The task
Go through the entries below and return every line that contains "this".

================

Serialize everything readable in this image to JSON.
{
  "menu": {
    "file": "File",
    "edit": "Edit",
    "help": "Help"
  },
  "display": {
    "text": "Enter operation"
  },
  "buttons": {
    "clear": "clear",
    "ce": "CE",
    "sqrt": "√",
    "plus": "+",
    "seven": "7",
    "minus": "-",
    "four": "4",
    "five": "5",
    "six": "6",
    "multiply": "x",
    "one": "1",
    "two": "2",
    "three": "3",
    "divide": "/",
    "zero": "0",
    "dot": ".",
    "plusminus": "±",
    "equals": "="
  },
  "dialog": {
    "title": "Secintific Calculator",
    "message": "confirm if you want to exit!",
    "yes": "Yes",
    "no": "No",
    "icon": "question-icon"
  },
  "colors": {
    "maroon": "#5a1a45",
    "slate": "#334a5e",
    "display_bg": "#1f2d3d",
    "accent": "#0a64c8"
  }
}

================

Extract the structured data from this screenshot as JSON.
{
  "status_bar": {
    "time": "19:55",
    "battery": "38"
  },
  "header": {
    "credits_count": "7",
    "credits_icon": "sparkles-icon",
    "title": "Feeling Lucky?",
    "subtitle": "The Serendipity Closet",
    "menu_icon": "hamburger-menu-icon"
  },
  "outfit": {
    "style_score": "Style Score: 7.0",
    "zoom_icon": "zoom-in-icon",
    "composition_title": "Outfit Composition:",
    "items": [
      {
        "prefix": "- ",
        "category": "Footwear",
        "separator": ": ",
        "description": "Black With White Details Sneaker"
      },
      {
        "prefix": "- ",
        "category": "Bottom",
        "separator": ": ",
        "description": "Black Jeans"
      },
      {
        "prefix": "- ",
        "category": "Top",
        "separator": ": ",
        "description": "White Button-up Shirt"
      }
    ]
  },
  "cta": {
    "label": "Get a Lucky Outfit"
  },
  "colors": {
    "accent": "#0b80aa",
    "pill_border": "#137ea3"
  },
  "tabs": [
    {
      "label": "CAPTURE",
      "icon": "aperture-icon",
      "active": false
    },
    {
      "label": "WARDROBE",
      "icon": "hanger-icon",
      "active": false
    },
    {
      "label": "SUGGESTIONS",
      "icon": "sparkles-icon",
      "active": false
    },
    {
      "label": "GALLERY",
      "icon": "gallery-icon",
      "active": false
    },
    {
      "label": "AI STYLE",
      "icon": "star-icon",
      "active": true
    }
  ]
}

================

Your solution
Serialize everything readable in this image to JSON.
Extract the structured data from this screenshot as JSON.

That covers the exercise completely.